So far, none of the major projects proposed by the biggest U.S. and Chinese theme park firms have been delayed or put on hold, such as the $5.5-billion Shanghai Disney Resort set to open in the spring.
“They are looking at this for the long run,” said Naveen Sarma, senior director at Standard & Poor’s. “In the long term, China is still a huge market. It’s an attractive market.”
Still, previous investments abroad have shown that underperforming theme parks can be expensive.
Disney was forced to inject $1.3 billion last year to improve and refinance aging Disneyland Paris, which has struggled with attendance and has had a rocky history since opening in 1992.
Edward Marks, chief executive of the Producers Group, a Glendale theme park design and construction firm that has worked on Universal Studios Singapore and Chimelong Ocean Kingdom in Hengqin, China, said he would not be surprised if some smaller projects on the drawing board are shelved.
“I see people reevaluating where they are with particular projects that haven’t broken ground,” he said.
Wei, the security guard, said that he began working in steel plants when he was in his early 20s. Then the mills went bankrupt, one after another, and he was forced to find new work. The park pays him about $350 a month, he said, less than what he made at the steel plant, but enough to survive.
“These are all supposed to be merchandise stores,” he said, waving toward a row of abandoned storefronts, their colorful facades cracked and peeling. “When the park first opened, some families would come, but the rest of the park never opened.
“The government probably just ran out of money,” he added, and went back to tending his corn.
Times staff writers Kaiman reported from Tangshan and Martin from Los Angeles.

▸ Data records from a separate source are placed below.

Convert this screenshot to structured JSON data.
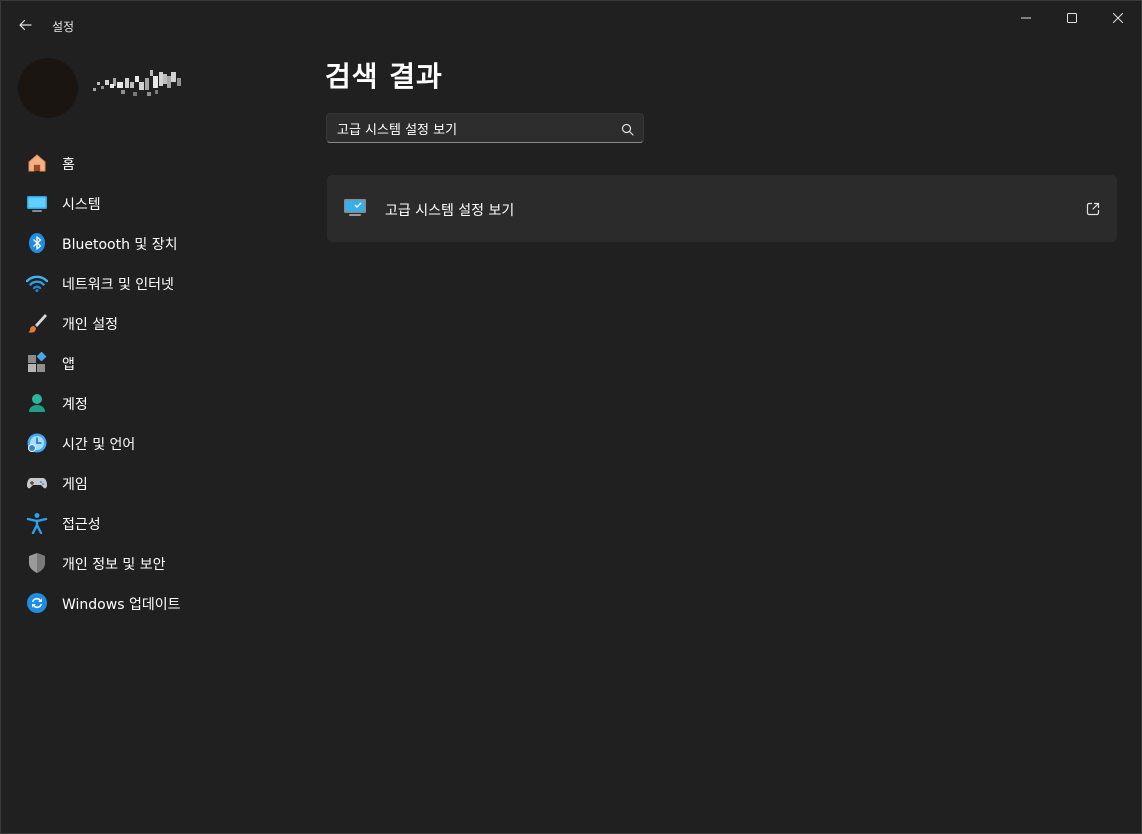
{
  "window": {
    "title": "설정"
  },
  "profile": {
    "user_name_obscured": true
  },
  "sidebar": {
    "items": [
      {
        "label": "홈",
        "icon": "home-icon"
      },
      {
        "label": "시스템",
        "icon": "system-icon"
      },
      {
        "label": "Bluetooth 및 장치",
        "icon": "bluetooth-icon"
      },
      {
        "label": "네트워크 및 인터넷",
        "icon": "wifi-icon"
      },
      {
        "label": "개인 설정",
        "icon": "brush-icon"
      },
      {
        "label": "앱",
        "icon": "apps-icon"
      },
      {
        "label": "계정",
        "icon": "account-icon"
      },
      {
        "label": "시간 및 언어",
        "icon": "time-language-icon"
      },
      {
        "label": "게임",
        "icon": "gamepad-icon"
      },
      {
        "label": "접근성",
        "icon": "accessibility-icon"
      },
      {
        "label": "개인 정보 및 보안",
        "icon": "shield-icon"
      },
      {
        "label": "Windows 업데이트",
        "icon": "update-icon"
      }
    ]
  },
  "main": {
    "title": "검색 결과",
    "search": {
      "value": "고급 시스템 설정 보기"
    },
    "results": [
      {
        "label": "고급 시스템 설정 보기",
        "icon": "monitor-icon",
        "action_icon": "external-link-icon"
      }
    ]
  },
  "colors": {
    "background": "#202020",
    "card": "#2b2b2b",
    "accent": "#4cc2ff"
  }
}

Tommy Yang in the Times’ Beijing bureau contributed to this report.
Must-read stories from the L.A. Times
Get the day's top news with our Today's Headlines newsletter, sent every weekday morning.
You may occasionally receive promotional content from the Los Angeles Times.